----- MATERIAL FOR THE TASK

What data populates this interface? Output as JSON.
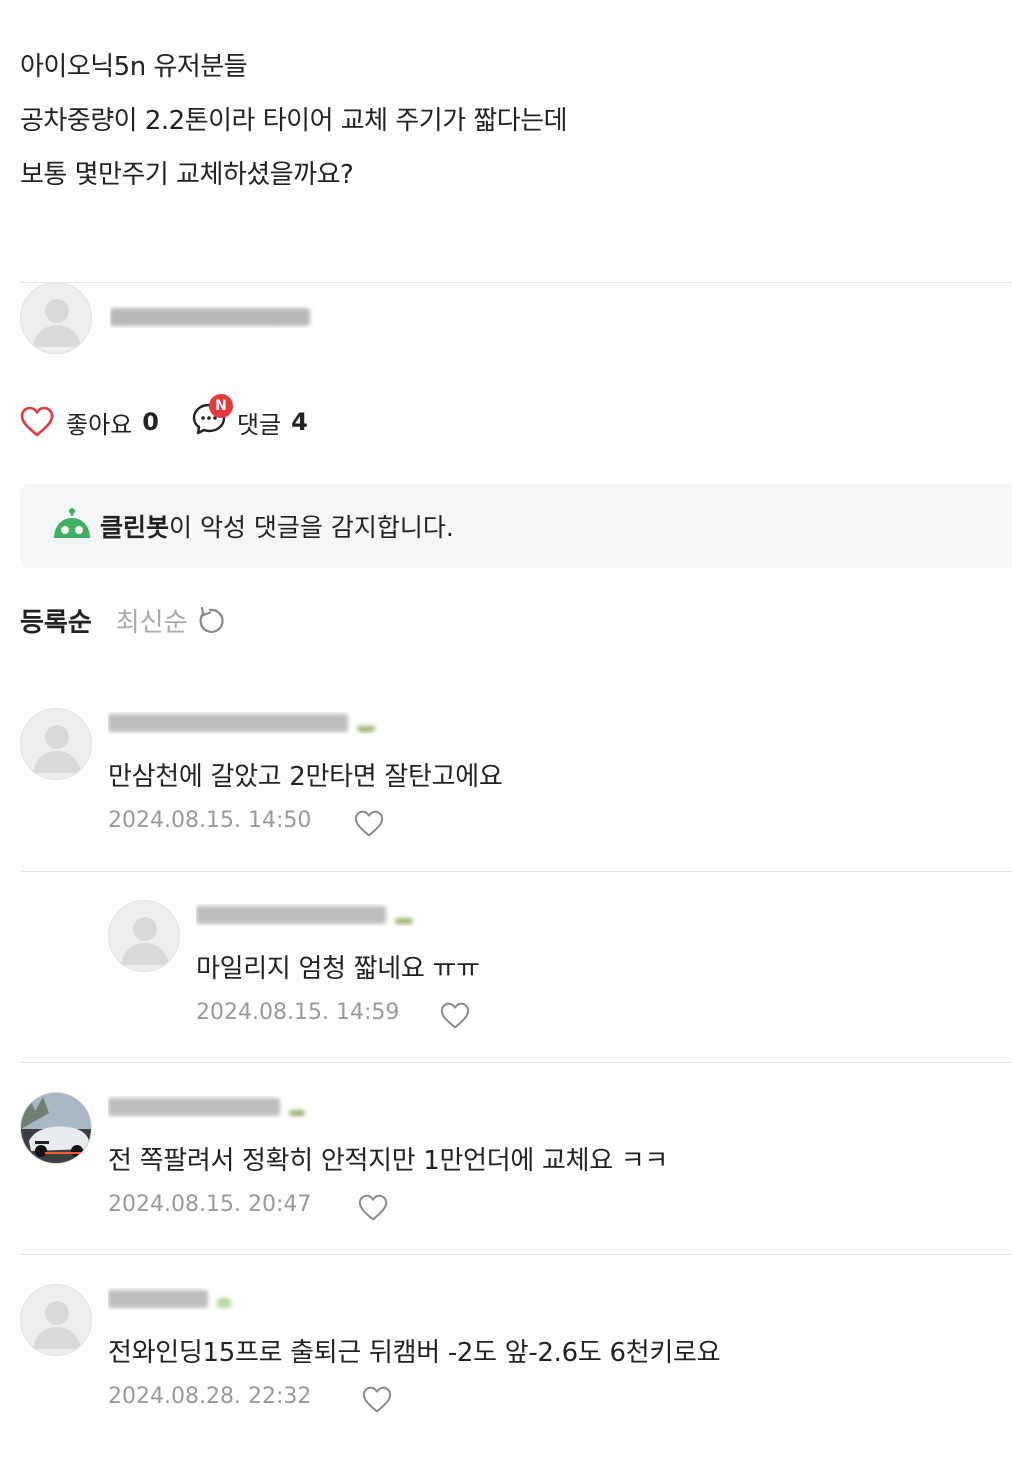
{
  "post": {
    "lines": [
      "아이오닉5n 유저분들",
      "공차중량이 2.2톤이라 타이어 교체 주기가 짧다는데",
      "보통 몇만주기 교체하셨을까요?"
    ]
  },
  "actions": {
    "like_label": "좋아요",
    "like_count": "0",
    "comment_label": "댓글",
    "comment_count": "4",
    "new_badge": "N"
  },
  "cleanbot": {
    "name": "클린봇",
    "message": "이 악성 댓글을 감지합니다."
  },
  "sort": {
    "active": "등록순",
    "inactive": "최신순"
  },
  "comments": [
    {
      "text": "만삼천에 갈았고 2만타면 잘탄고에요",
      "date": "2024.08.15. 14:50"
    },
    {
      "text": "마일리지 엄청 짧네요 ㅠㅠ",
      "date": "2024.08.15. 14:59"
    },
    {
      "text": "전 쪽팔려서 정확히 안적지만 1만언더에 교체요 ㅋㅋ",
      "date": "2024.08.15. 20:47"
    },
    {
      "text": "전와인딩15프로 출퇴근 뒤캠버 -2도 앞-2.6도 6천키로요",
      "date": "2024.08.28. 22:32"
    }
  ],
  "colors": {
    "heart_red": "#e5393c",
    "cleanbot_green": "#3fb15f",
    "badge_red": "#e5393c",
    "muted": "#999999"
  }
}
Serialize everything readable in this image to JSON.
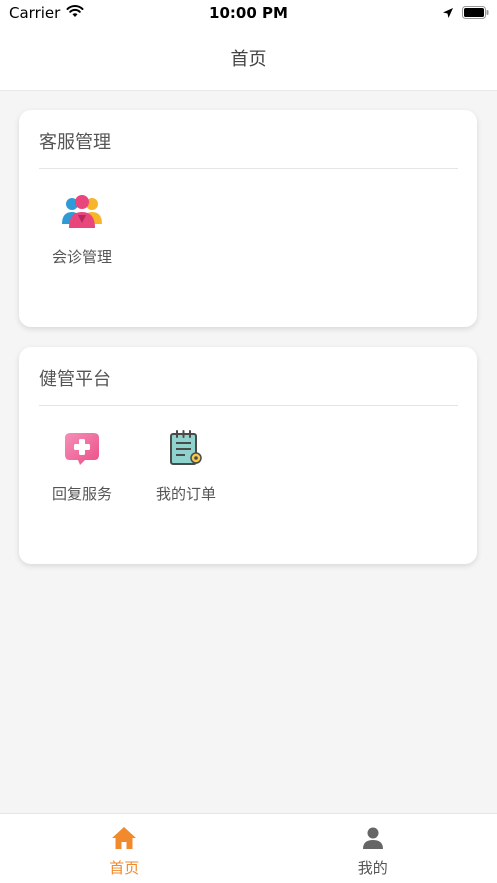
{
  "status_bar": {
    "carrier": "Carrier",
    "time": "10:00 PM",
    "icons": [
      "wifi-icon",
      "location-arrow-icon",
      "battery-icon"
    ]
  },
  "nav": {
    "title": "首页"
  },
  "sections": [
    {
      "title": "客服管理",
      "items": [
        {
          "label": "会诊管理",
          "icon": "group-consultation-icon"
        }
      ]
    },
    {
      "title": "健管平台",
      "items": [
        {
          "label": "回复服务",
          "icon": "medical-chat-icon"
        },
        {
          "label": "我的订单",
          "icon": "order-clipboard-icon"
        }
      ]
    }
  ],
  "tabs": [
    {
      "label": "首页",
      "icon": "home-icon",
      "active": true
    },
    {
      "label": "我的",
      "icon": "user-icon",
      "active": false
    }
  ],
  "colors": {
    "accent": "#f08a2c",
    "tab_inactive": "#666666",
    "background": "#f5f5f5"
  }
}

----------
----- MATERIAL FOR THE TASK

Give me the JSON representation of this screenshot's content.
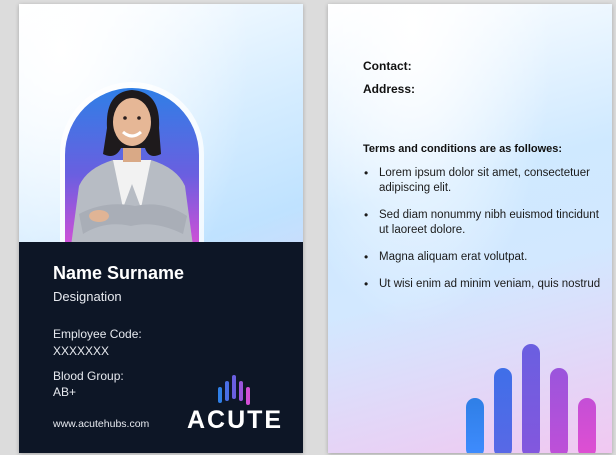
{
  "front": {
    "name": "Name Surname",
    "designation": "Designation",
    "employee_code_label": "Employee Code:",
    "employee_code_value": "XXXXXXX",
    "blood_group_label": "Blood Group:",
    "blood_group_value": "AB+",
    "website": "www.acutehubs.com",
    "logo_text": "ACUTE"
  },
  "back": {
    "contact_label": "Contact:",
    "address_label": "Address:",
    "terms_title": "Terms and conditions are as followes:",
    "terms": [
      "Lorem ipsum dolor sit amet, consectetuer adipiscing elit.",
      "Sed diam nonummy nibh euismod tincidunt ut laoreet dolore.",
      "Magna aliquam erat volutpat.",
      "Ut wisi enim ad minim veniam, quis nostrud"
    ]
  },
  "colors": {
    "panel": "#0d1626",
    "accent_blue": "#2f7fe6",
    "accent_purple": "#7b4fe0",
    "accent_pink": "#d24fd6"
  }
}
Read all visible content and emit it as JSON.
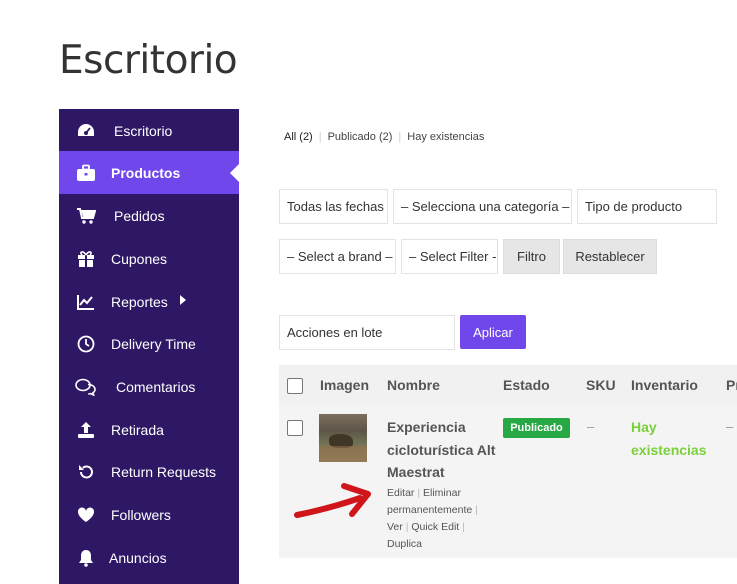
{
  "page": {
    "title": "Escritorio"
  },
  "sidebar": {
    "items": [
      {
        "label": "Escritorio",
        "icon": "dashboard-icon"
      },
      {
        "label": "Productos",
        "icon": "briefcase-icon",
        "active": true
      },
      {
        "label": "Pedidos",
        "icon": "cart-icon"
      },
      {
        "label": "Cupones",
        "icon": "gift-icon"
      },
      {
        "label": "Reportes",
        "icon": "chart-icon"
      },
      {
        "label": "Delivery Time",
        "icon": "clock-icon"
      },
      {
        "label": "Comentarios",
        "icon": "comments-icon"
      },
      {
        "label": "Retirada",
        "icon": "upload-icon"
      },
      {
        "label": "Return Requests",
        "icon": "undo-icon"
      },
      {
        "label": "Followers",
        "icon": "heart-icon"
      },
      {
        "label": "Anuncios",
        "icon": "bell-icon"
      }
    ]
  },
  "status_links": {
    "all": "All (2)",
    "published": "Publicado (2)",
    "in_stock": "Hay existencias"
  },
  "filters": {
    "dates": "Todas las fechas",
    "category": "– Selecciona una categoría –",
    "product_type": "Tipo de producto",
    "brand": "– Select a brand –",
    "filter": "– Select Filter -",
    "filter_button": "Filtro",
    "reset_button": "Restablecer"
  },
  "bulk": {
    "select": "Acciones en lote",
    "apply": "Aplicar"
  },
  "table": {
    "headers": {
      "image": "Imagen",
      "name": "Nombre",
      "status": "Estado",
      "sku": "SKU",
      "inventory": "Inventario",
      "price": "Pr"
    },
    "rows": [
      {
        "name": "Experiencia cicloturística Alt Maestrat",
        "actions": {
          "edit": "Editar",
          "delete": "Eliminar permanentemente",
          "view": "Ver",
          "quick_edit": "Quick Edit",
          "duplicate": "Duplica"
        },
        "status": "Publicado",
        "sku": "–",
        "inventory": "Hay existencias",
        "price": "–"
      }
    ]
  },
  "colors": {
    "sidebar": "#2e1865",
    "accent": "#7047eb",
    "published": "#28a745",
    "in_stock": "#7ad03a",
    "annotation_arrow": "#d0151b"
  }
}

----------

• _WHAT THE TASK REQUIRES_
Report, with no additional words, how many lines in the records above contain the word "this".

• _COMPLETED EXERCISE_
3